Popular cities include Tel Aviv, the commercial hub of Israel; Haifa, Israel’s third largest city; and Jerusalem, the capital of Israel. The Dead Sea is another popular destination and the lowest place on earth.

If you are religious and looking to visit sites referenced in the Bible, Torah or Qur’an, then you will find endless sites of interest throughout Israel. These sites differ for each religion, however Jerusalem has an important significance to all three religions and absolutely should not be missed.

Israel - what to eat

What to Eat:

Israel has an exciting Middle Eastern palette, with many fantastic foods to try. Be sure to try falafel, hummus, haloumi cheese, shawarma (also known as a kebab in the Western world!), baklava and mint tea. Pictured above is the sizeable “Jerusalem Bagel” available on the streets of Jerusalem – great for a cheap snack!

Basic Hebrew:

Hello – Shalom

Goodbye – Shalom

Please – Bevakashah

Thank you – Toda

English? – Anglit?

Yes – Ken

No – Lo

Thanks to Go Israel for arranging my trip to experience Israel and Palestine.

Brooke Saward

Brooke founded World of Wanderlust as a place to share inspiration from her travels and to inspire others to see our world. She now divides her time between adventures abroad and adventures in the kitchen!

November 25, 2015



  1. xmadnetx@yahoo.com'


    April 4, 2016

    Ah just one thing, it’s Jerusalem, Palestine not Israel. Old City of Jerusalem are mostly Palestinian, a tiny proof from a large pool of evidence that Palestinians were there wayyy before the Israelis(however Israelis are sure trying to change this demographic through illegal evicting and installing illegal settlers, illegal according to the international law of UN).

    Also, the whole world agrees Israel annexed the city from Palestinians, so please don’t say Jerusalem belongs to Israel.

  2. misspisk@hotmail.com'


    February 9, 2016

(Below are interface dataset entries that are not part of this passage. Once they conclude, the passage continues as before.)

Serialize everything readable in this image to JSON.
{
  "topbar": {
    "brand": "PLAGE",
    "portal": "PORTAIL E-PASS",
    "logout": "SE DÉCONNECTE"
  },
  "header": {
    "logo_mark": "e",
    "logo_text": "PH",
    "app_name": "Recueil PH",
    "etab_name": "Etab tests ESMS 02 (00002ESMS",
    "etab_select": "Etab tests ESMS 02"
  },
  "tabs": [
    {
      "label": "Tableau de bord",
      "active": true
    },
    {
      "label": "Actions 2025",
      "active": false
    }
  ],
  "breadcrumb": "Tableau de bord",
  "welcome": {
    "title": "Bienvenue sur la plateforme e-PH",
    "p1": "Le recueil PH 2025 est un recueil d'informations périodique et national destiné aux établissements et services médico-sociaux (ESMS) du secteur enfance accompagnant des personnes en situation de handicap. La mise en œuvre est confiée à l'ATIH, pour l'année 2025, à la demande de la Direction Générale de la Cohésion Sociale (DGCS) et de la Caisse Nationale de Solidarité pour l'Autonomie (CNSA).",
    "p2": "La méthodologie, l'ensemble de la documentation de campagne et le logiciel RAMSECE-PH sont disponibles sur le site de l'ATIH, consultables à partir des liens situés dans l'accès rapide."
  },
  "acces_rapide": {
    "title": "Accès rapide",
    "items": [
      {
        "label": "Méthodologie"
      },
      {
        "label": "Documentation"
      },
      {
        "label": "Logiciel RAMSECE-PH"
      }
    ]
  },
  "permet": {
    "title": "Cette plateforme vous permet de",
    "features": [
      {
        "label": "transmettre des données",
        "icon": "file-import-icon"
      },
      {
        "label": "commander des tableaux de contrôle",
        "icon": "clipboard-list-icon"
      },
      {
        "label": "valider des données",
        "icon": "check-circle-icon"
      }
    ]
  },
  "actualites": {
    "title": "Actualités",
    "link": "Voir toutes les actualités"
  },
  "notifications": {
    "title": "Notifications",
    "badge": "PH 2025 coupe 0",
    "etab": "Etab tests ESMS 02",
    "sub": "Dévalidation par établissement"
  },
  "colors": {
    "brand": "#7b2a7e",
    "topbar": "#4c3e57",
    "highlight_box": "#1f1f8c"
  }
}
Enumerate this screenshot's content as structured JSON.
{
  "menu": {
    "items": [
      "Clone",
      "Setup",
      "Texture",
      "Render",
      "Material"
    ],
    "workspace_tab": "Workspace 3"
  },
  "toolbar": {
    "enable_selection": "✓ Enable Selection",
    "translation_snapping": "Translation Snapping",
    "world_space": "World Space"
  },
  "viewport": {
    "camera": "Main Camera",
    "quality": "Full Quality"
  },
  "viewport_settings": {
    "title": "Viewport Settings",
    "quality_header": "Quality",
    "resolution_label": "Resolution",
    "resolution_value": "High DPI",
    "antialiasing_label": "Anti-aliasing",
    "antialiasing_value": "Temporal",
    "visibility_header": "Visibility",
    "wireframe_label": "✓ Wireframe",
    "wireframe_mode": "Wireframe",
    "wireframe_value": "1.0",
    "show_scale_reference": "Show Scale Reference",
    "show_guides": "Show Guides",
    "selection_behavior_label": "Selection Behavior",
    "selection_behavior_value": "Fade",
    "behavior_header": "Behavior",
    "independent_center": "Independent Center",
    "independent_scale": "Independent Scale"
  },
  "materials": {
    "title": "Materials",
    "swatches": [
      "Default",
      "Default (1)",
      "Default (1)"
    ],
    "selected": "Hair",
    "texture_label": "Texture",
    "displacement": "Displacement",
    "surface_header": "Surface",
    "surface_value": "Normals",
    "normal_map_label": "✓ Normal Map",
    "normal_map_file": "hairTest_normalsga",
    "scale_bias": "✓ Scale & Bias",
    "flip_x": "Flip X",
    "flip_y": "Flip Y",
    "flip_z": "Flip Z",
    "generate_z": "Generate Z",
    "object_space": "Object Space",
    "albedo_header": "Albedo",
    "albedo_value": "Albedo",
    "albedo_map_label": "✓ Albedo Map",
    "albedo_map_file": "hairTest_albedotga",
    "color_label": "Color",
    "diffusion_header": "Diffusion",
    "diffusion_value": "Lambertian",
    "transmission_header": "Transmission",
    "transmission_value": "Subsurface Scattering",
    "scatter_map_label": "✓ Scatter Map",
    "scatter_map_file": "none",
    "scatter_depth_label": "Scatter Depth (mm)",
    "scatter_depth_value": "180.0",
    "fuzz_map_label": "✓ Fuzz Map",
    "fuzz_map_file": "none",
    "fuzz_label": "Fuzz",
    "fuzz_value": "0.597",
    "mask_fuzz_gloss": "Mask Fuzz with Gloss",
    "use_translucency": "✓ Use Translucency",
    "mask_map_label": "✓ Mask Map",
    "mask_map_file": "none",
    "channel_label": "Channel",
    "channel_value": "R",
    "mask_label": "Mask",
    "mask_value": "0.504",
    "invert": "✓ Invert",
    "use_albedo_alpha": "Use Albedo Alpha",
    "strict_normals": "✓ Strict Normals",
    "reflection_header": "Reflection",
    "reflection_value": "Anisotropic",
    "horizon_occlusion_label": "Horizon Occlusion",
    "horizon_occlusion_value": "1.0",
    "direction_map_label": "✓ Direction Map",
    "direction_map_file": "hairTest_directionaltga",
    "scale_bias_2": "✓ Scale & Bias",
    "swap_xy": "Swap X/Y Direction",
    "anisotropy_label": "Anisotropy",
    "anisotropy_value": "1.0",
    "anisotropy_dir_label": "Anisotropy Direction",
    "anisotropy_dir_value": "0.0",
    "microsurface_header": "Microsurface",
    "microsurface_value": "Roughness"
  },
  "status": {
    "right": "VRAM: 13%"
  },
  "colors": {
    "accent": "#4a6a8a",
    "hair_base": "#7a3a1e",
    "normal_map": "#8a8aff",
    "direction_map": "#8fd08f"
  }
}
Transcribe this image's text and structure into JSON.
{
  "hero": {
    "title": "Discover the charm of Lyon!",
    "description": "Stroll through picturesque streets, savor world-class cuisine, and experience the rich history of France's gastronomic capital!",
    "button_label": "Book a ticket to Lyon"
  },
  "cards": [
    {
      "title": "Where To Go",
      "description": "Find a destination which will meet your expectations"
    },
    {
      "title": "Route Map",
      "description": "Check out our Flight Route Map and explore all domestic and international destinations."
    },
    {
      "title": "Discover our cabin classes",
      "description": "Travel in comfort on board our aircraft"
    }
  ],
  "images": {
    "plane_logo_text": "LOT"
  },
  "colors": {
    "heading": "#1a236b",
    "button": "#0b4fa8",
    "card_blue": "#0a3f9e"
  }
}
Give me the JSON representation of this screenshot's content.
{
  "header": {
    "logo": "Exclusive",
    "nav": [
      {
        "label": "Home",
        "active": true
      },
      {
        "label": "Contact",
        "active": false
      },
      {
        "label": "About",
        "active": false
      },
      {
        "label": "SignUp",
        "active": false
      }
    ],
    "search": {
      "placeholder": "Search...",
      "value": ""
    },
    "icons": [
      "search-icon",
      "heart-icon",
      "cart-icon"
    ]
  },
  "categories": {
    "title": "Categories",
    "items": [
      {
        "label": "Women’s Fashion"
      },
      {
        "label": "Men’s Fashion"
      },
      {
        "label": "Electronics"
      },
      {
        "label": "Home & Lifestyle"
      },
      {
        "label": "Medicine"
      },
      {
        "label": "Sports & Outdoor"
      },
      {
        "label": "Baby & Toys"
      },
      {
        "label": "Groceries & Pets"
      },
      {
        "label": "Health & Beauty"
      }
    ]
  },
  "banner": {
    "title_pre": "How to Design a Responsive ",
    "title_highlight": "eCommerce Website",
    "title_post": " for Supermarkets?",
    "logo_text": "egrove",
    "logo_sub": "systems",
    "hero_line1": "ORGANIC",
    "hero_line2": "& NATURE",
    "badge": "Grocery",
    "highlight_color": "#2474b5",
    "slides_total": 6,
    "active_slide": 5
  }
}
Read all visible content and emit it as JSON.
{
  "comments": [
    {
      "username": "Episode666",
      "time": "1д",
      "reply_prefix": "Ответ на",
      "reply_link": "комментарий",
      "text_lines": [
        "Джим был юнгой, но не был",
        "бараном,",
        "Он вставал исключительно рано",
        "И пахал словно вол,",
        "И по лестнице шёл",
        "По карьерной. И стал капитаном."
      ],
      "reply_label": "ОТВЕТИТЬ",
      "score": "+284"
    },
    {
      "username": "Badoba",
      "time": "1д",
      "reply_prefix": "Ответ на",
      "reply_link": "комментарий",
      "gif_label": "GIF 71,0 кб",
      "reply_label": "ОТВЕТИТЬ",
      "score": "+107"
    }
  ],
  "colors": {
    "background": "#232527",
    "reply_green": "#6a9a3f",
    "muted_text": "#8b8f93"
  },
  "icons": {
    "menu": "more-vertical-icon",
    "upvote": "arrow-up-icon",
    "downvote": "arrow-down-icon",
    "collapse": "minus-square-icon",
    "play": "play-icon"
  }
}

    Love this!
    As an Israeli ex-pat living in Australia, I just wanna say that in regards to dress code, you don’t really need to cover up unless you go to holy sites. Israel is a hot place, and locals don’t tend to wear much clothes!
    So don’t feel obliged to wear clothes you wouldn’t normally wear in Western countries. I wore a short dress in Jerusalem, and while I got a few looks from ultra-religious Jews, it was fine.

  3. kaushiksiddharth23@gmail.com'

    Siddharth Kaushik

    January 4, 2016

    One of my hobbies is travelling with my buddies and visiting Israel has always been in my bucket list. Thanks to your informative and detailed post, now I can plan my trip very easily with all the necessary tips mentioned by you. I wish to capture the beauty of the country under my lenses to cherish it for a lifetime.

  4. louise.cato@gmail.com'


    November 25, 2015

    This is fantastic. I think it’s so great that you visit so many places off the typical tourist path, it really demonstrates how wonderful and accessible these places are. Don’t listen to the negative people and keep pushing boundaries – it’s inspiring to many! I’ve always been curious about Israel and now I want to go more! So thanks for the post 🙂

  5. louiseweiss@outlook.com'


    November 25, 2015

    great pictures – sounds like an amazing trip!

  6. pathfindergb@gmail.com'


    November 25, 2015

    Love these kinds of post – useful and essential!

  7. thecapeonthecorner@gmail.com'

    the cape on the corner

    November 25, 2015

    did you not eat halvah? girl, you missed out. the chocolate covered kind??!?! mmmm.

  8. becky.markovitz@gmail.com'

    Becky Markovitz

    November 24, 2015

    Thanks for the great tips! I’m traveling to Israel for the first time next month, and now I’m anxious to get my hands on a Jerusalem bagel! What were your favorite sites to see?

Comments are closed.